  • It’s important to educate young girls on the subject that their aspirations are as equally as important as males.
  • They can follow their dreams and be adventurous and as courageous as their heart will allow.
  • The ideals of the male being the hero and the princess always being the most vulnerable one, shows boys/men in today’s society that it’s acceptable for them to always believe that men are meant to be the strong-willed ones.
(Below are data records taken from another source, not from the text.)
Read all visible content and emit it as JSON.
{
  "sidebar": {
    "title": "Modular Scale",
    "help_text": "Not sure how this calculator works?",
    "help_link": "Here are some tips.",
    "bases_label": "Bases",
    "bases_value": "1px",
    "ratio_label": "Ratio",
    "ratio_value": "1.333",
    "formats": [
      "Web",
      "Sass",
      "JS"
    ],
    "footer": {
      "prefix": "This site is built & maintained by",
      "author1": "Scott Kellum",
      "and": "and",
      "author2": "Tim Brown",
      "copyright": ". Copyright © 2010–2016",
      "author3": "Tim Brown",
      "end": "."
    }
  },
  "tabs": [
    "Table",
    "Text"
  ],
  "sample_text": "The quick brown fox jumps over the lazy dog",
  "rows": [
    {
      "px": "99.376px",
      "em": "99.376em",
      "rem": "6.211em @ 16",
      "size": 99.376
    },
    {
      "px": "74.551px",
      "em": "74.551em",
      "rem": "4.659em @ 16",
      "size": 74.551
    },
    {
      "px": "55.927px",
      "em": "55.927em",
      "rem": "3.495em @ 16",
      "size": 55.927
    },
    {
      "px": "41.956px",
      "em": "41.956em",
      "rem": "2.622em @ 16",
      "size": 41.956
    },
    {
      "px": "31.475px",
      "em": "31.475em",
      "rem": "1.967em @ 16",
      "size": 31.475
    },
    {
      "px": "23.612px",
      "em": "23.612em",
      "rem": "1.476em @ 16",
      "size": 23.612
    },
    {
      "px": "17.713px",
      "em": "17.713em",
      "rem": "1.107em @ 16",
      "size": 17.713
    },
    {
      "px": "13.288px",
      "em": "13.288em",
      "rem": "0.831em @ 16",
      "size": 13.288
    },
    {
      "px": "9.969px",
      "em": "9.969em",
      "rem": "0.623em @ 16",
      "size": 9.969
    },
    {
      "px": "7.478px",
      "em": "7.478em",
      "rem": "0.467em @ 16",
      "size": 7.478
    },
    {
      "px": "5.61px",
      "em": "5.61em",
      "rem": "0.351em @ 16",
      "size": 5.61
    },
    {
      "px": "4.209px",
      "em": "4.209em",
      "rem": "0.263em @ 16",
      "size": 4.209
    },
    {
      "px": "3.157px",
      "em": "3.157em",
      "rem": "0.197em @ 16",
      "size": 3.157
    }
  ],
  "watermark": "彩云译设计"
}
This idea portrays a negative message on both genders.
  • However,  in a positive light, a movie which does not include dressing up,  the film Brave is a step towards creating more diverse female images for young female audiences.
  • Although we’ve come this far with the creation of Brave, Moana, Frozen, Tiana etc which include strong female roles and that break the norms of a princess,  after reading this article, there is still a lot of work to be done in order to show young girls that being a young girl with pretty dresses and shoes and having money, isn’t the answer to everything.
  • It is time for Disney to invest more in female-driven stories and let the female save the male for once.
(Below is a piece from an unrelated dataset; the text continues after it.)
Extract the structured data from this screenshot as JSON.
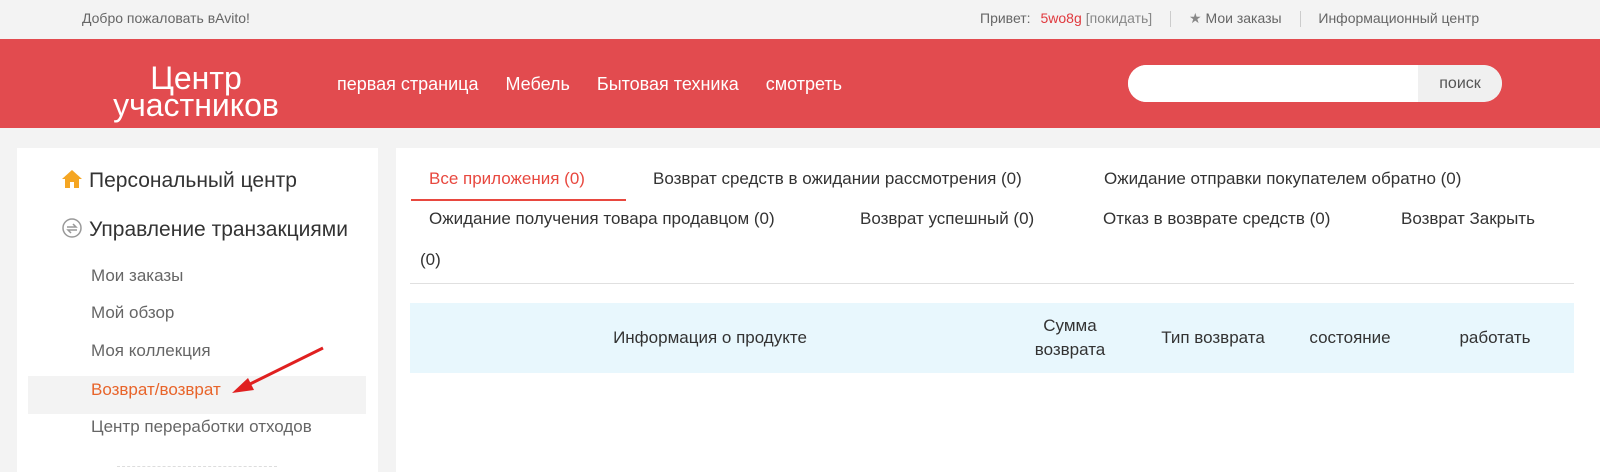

Manhood, Masculinity, and Hyper masculinity Reflections

Identify ways the film portrays masculinity (be sure to reference the readings):

The film “Fight Club” portrays masculinity in many different ways, mostly through the two main characters. Firstly, the Narrator, Jack (Edward Norton) is a man who battles with depression, insomnia and split-personality disorder. Convinced he has no successful future he is portrayed as the opposite of a strong masculine character. Tyler (Brad Pitt) is a good-looking, aggressive man who is the Narrator’s hyper masculine alter ego. In Neale’s article “Masculinity as Spectacle”, he refers to the concept of narcissistic identification which describes manhood as “aggress[ive], power[full], and control[ling]”(5). When these two characters meet, they create a men’s only Fight Club that includes violence and ‘masculine behaviour’ which helps them and other men externalize their internal struggles of having to suppress their emotions.
Consider how the film contributes to positive or negative views of masculinity:
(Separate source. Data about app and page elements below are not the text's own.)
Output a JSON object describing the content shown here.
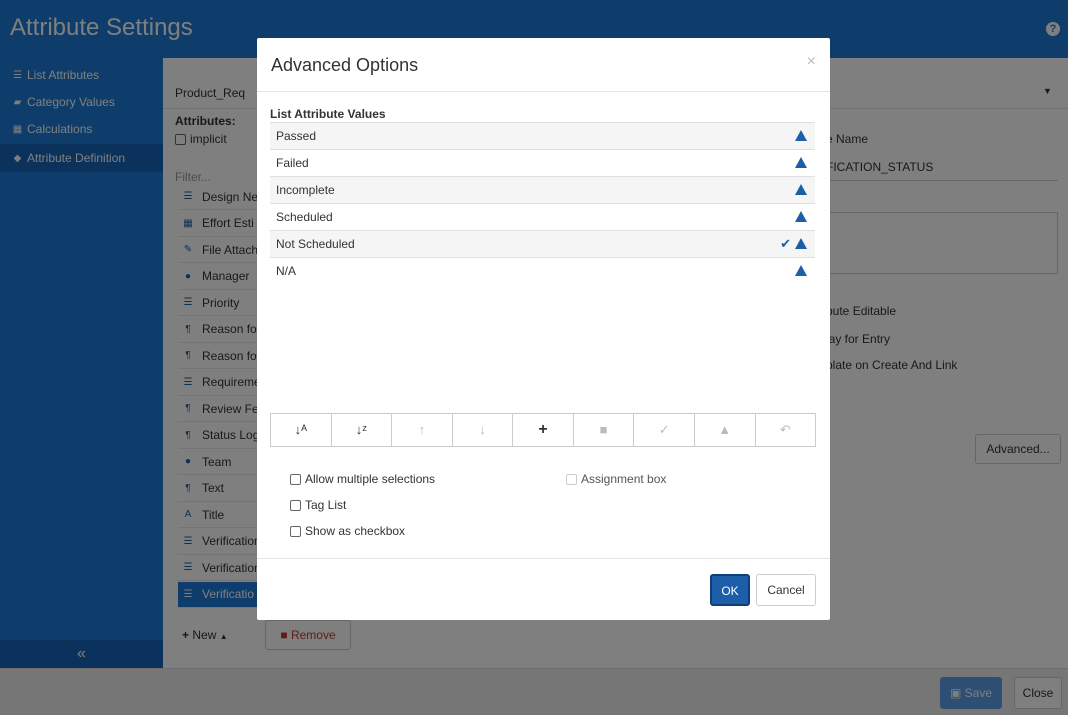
{
  "app": {
    "title": "Attribute Settings",
    "help": "?"
  },
  "sidebar": {
    "items": [
      {
        "label": "List Attributes"
      },
      {
        "label": "Category Values"
      },
      {
        "label": "Calculations"
      },
      {
        "label": "Attribute Definition"
      }
    ],
    "collapse": "«"
  },
  "main": {
    "product": "Product_Req",
    "attributes_label": "Attributes:",
    "implicit_label": "implicit",
    "filter_placeholder": "Filter...",
    "name_label": "e Name",
    "name_value": "FICATION_STATUS",
    "options": [
      "bute Editable",
      "lay for Entry",
      "plate on Create And Link"
    ],
    "advanced_button": "Advanced...",
    "attr_list": [
      {
        "label": "Design Ne",
        "icon": "list-icon"
      },
      {
        "label": "Effort Esti",
        "icon": "calc-icon"
      },
      {
        "label": "File Attach",
        "icon": "paperclip-icon"
      },
      {
        "label": "Manager",
        "icon": "user-icon"
      },
      {
        "label": "Priority",
        "icon": "list-icon"
      },
      {
        "label": "Reason fo",
        "icon": "paragraph-icon"
      },
      {
        "label": "Reason fo",
        "icon": "paragraph-icon"
      },
      {
        "label": "Requireme",
        "icon": "list-icon"
      },
      {
        "label": "Review Fe",
        "icon": "paragraph-icon"
      },
      {
        "label": "Status Log",
        "icon": "paragraph-icon"
      },
      {
        "label": "Team",
        "icon": "user-icon"
      },
      {
        "label": "Text",
        "icon": "paragraph-icon"
      },
      {
        "label": "Title",
        "icon": "font-icon"
      },
      {
        "label": "Verification",
        "icon": "list-icon"
      },
      {
        "label": "Verification",
        "icon": "list-icon"
      },
      {
        "label": "Verificatio",
        "icon": "list-icon"
      }
    ],
    "new_button": "New",
    "remove_button": "Remove"
  },
  "footer": {
    "save": "Save",
    "close": "Close"
  },
  "modal": {
    "title": "Advanced Options",
    "close": "×",
    "section": "List Attribute Values",
    "values": [
      "Passed",
      "Failed",
      "Incomplete",
      "Scheduled",
      "Not Scheduled",
      "N/A"
    ],
    "checked_value": "Not Scheduled",
    "toolbar": [
      "sort-ascending-icon",
      "sort-descending-icon",
      "move-up-icon",
      "move-down-icon",
      "add-icon",
      "delete-icon",
      "check-icon",
      "warning-icon",
      "undo-icon"
    ],
    "checkboxes": {
      "allow_multiple": "Allow multiple selections",
      "assignment_box": "Assignment box",
      "tag_list": "Tag List",
      "show_checkbox": "Show as checkbox"
    },
    "ok": "OK",
    "cancel": "Cancel"
  }
}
The film contributes positively to views of masculinity because it shows there are Support Groups available for men who are struggling with life changes and who have troubles expressing their emotions. It is a positive aspect because it shows that men can be vulnerable in front of other men and that support groups can be beneficial.

Negative associations involved with this film are that it lacks diversity involving the term of masculinity as a trait. It’s assumed that masculine traits include the ability to obtain power, be strong, and have the ability to endure pain. The Fight Club itself, involves negative connotations

because it shows that the only way men can deal with their overwhelming emotions, is by being violent and dominant.
What the Film tells us about the world in response to Gill’s “postfeminism as sensibility”:

In response to Gill’s “postfeminism as sensibility”, the film shows us the idea of emphasis upon self-surveillance. For example, Gill discusses the surveillance of women’s bodies and how their bodies are “dissected by women as well as men, and are always at risk of ‘failing’” (149). It is obvious that Gill’s article discusses women as sensible, her articles relates to the film because the characters feel pressure to look a certain way and portray themselves as ‘masculine’. There is an obsession with the male body in this film as Tyler would not be as fit and aggressive if he didn’t have an awareness of his body-type and the idea that he must portray himself as strong-willed.
Anything else you observe:
Were Marla and Tyler the narrator’s alter ego’s the entire time? Were they just two people created within the Narrator’s imagination due to his split-personality disorder?
When the Narrator shot himself, was he doing it as a metaphor to get rid of the voices of Tyler in his head?
What exactly is the moral of this story and what message is it trying to convey to the audience?